Angola diamond production triples

Diamond production in government-controlled regions of Angola is expected to triple to 600 million dollars this year, the geology and mines ministry announced Thursday.
Last year’s production of rough diamonds was valued at 200 million dollars, deputy mines minister Carlos Sumbula told the state-run Jornal de Angola newspaper.
The increase comes after a major government offensive to seize major diamond-producing regions from the rebel National Union for the Total Independence of Angola (UNITA).
The rebels ‘have lost almost all of the diamond-producing regions that they were exploiting,’ Sumbula said.
The government has claimed that it now has control of all the nation’s diamond mines, which UNITA had used to finance its side of the civil war.
Angola’s government has also tried to crack down on the black market for diamonds, by allowing only one company to sell gems mined here.
The recently formed Angola Selling Corporation (ASCORP) is a joint venture between Angola’s SODAIAM, Israel’s Wellox and Belgium’s Tais.
Before ASCORP was created, the government was losing nearly two million dollars a day to diamond sales on the black market, mostly by UNITA rebels, Sumbula said.
Illegal diamond sales are now down to about one million dollars a day, he said.
‘UNITA hardly has any diamond deposits to tap now. Now they are only selling part of their stocks,’ he said.

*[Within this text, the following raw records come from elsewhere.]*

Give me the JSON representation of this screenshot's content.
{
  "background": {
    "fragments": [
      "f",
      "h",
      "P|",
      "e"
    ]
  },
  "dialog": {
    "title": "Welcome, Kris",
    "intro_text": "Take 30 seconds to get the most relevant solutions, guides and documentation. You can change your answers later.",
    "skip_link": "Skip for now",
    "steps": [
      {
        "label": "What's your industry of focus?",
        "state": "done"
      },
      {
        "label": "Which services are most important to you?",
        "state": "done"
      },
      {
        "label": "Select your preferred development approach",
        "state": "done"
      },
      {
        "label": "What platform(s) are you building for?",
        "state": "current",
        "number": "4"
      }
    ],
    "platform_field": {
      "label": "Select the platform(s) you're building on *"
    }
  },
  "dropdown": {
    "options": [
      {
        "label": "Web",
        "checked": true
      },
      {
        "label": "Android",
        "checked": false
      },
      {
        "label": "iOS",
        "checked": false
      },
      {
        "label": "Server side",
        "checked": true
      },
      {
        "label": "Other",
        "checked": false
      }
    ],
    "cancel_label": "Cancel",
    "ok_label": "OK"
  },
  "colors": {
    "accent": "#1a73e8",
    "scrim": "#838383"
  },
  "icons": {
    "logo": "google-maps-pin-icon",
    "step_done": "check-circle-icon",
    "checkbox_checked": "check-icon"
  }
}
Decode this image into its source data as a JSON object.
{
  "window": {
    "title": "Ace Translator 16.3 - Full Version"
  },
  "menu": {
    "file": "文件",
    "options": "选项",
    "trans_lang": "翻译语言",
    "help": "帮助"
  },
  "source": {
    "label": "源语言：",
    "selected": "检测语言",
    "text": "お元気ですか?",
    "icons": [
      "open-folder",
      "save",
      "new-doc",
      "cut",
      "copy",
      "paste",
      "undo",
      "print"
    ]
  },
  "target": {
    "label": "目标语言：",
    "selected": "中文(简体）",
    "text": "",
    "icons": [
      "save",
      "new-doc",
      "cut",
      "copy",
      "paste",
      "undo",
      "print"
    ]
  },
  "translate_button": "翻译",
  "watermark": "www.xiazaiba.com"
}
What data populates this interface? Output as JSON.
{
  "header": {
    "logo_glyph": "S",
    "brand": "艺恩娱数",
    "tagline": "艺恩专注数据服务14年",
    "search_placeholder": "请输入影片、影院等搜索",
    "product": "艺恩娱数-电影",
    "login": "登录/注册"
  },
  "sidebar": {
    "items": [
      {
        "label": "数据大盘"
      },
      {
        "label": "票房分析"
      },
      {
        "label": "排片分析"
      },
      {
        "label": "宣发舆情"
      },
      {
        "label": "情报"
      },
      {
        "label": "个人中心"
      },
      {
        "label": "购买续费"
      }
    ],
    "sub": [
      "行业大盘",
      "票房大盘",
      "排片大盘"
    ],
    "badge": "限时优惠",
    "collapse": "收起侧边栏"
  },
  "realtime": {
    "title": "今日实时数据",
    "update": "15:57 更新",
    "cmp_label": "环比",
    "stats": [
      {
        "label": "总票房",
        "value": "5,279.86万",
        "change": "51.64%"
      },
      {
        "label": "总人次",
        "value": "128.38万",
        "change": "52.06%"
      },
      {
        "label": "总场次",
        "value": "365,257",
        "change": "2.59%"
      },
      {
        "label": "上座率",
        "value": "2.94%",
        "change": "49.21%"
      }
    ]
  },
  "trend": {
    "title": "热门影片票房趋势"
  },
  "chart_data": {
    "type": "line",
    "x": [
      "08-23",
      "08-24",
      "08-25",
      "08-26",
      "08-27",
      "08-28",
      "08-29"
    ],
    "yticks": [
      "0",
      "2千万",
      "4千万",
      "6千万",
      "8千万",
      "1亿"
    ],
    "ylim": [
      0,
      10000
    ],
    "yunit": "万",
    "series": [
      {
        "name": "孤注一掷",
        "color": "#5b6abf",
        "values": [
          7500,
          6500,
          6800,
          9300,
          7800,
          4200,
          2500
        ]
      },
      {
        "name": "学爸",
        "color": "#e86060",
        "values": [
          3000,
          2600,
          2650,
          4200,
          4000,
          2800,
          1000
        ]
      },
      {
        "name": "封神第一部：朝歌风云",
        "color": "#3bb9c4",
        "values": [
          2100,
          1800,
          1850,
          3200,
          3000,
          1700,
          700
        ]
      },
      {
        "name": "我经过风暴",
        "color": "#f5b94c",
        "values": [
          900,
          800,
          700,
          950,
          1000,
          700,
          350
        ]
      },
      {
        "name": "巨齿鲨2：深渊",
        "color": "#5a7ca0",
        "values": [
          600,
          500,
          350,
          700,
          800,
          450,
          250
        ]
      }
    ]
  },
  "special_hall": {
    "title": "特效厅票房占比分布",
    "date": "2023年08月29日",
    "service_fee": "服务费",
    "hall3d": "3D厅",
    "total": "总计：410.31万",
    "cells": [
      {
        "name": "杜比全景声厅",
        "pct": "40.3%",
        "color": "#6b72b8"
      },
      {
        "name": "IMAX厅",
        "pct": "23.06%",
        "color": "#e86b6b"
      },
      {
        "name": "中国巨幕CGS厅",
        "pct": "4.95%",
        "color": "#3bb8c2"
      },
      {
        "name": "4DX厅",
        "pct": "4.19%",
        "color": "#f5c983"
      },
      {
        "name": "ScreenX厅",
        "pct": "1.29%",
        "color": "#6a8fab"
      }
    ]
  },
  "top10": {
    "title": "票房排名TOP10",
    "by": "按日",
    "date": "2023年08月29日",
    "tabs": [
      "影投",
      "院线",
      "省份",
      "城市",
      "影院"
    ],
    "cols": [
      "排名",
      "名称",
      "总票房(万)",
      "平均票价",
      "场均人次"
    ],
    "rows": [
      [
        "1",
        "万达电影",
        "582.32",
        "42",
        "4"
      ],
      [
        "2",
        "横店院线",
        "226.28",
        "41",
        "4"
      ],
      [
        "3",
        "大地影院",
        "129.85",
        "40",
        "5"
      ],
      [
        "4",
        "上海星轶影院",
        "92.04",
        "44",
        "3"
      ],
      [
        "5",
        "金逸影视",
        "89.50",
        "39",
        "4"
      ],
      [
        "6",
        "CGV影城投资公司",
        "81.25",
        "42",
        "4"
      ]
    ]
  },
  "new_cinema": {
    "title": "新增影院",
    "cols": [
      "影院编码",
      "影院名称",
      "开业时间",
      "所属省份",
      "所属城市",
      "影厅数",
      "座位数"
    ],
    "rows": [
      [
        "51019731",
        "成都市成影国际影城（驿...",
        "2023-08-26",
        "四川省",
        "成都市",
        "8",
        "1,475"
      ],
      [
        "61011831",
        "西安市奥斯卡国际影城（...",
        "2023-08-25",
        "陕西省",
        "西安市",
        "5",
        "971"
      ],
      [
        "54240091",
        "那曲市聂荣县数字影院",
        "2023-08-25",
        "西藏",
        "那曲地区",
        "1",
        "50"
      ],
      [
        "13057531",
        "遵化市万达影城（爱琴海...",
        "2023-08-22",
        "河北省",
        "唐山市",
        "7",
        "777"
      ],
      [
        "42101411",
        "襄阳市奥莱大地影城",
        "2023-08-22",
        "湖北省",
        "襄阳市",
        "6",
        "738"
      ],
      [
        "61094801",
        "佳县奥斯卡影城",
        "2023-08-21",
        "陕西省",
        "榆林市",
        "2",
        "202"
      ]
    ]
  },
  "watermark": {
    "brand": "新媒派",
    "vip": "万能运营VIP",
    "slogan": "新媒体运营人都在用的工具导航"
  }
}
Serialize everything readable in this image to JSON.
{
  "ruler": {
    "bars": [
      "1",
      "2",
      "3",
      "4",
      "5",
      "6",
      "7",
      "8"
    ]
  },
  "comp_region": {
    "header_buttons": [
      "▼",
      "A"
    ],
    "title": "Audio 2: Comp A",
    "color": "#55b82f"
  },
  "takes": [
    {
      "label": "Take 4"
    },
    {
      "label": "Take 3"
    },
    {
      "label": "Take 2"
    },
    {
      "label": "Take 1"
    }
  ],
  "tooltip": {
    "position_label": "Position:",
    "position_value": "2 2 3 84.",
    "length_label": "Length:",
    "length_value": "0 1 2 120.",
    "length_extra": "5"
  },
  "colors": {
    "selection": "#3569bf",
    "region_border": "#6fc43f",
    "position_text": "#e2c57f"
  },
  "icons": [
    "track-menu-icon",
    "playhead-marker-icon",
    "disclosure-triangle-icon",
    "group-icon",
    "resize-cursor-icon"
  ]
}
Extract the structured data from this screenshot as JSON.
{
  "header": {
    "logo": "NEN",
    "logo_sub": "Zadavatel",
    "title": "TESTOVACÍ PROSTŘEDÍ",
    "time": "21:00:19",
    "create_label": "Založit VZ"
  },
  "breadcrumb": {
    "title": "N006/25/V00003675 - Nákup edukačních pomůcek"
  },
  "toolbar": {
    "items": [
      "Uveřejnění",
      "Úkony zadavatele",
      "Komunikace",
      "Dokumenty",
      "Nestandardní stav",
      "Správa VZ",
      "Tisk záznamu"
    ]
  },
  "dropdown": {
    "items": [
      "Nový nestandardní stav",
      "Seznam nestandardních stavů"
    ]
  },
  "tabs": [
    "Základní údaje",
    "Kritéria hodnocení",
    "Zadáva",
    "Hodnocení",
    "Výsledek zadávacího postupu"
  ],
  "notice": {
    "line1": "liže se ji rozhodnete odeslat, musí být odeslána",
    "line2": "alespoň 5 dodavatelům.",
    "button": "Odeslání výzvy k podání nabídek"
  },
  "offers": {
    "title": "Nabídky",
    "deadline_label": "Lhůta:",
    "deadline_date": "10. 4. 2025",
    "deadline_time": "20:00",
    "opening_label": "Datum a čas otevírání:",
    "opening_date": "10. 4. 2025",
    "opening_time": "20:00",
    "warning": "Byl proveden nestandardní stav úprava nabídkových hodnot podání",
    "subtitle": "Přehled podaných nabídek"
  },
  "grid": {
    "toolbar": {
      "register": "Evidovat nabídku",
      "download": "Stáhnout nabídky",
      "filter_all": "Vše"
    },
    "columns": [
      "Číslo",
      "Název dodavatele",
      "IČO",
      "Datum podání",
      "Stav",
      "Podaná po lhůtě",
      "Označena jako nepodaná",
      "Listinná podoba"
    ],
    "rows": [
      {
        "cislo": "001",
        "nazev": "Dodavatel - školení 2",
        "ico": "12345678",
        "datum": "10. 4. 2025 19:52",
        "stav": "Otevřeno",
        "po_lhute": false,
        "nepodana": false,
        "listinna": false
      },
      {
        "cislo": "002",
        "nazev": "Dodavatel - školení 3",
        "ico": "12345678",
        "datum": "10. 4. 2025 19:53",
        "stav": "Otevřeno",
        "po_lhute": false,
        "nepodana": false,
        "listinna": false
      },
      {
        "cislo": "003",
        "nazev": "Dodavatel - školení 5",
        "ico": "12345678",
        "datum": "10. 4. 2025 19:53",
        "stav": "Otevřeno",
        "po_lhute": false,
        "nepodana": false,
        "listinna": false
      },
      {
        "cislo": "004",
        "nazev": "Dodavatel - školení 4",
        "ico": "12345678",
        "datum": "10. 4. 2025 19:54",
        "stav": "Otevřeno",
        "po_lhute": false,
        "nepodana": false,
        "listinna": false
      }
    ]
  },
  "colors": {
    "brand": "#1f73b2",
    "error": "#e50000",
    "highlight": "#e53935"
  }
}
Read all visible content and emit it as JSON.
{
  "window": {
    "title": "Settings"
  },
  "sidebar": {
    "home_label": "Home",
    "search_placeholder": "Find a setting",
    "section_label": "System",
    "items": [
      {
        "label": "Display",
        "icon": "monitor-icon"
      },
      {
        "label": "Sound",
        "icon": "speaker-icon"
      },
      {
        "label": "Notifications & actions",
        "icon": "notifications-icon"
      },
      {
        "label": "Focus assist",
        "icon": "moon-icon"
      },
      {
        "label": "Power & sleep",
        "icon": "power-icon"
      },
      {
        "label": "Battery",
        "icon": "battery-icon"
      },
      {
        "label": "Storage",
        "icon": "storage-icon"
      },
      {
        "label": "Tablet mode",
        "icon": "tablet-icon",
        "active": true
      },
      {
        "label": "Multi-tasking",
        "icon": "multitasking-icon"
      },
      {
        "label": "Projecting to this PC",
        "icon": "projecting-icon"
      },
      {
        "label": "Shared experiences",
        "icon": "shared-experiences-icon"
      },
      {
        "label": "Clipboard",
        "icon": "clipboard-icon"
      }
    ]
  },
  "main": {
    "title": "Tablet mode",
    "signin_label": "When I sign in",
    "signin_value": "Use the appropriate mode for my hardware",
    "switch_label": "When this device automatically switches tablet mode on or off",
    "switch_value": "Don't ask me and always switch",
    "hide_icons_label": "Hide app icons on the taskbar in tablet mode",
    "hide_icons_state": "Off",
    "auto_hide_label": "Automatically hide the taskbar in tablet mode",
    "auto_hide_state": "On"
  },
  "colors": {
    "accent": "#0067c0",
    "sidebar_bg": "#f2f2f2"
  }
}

Diamonds are Angola’s second-largest export. Oil is the nation’s top export. Most oil wells are located in offshore waters, which are under government control. Their production is expected to reach one million barrels per day by the end of 2000.